One common question about multivariate/multi-level meta-analysis is how such models assign weight to individual effect size estimates. When a version of the question came up recently on the R-sig-meta-analysis listserv, Dr. Wolfgang Viechtbauer offered a whole blog post in reply, demonstrating how weights work in simpler fixed effect and random effects meta-analysis and then how things get more complicated in multivariate models. In this post, I'll try to add some further intuition on how weights work in certain multivariate meta-analysis models. Most of the discussion will apply to models that include multiple level of random effects, but no predictors. I'll also comment briefly on meta-regression models with only study-level predictor variables, and finally give some pointers to work on more complicated models.

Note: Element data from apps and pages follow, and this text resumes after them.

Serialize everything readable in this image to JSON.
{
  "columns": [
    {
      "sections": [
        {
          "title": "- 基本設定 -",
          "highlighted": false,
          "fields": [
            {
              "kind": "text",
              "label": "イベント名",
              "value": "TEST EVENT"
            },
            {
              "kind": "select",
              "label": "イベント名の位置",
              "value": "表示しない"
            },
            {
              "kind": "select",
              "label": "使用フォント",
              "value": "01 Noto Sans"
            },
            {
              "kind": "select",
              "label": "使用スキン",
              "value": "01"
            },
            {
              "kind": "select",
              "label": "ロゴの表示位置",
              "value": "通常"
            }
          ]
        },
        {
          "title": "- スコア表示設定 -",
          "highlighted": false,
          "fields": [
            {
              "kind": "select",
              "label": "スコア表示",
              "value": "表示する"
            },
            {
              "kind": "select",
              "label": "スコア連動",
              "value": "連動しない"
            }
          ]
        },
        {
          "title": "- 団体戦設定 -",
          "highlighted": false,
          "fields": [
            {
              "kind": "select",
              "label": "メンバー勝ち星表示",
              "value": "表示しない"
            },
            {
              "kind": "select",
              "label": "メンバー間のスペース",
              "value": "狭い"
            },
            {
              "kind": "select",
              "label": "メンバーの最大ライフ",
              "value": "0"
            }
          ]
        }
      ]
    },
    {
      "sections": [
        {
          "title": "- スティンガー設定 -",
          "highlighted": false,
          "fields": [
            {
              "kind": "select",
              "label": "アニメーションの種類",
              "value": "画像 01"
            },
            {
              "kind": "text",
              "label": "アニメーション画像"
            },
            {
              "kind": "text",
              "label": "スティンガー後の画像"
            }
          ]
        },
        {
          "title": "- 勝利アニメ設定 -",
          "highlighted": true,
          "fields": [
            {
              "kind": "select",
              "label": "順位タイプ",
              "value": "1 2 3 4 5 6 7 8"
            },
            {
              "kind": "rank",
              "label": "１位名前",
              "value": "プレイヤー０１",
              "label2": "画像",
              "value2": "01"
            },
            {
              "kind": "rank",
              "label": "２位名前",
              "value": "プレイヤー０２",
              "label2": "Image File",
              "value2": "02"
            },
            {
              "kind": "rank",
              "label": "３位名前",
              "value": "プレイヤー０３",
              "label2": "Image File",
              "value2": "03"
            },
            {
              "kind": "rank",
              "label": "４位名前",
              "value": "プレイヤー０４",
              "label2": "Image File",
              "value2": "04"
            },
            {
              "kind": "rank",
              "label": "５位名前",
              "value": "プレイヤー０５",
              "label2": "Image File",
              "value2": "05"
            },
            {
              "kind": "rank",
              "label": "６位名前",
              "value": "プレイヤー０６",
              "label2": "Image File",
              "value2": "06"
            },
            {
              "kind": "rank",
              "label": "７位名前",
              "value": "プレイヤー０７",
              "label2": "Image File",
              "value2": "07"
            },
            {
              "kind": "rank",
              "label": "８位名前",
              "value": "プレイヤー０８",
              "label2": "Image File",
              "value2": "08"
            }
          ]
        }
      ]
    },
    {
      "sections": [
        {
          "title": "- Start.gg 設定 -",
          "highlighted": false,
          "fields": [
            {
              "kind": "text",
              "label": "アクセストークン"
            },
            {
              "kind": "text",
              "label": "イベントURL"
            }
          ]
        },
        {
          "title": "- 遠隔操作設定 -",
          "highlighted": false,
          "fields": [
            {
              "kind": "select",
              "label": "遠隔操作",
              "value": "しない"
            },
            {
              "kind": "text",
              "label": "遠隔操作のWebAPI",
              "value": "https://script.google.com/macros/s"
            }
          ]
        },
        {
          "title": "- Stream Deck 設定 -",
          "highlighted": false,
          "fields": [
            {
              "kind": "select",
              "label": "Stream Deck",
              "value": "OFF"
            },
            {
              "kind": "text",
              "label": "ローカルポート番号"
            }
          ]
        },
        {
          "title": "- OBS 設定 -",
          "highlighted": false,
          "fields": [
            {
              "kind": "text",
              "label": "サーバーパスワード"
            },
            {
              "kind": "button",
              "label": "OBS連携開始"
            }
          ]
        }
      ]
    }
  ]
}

I’m just back from the Society for Research on Educational Effectiveness meetings, where I presented work on small-sample corrections for cluster-robust variance estimators in two-stage least squares models, which I’ve implemented in the clubSandwich R package.
In settings with independent observations, sample size is one way to quickly characterize the precision of an estimate. But what if your estimate is based on weighted data, where each observation doesn’t necessarily contribute to equally to the estimate?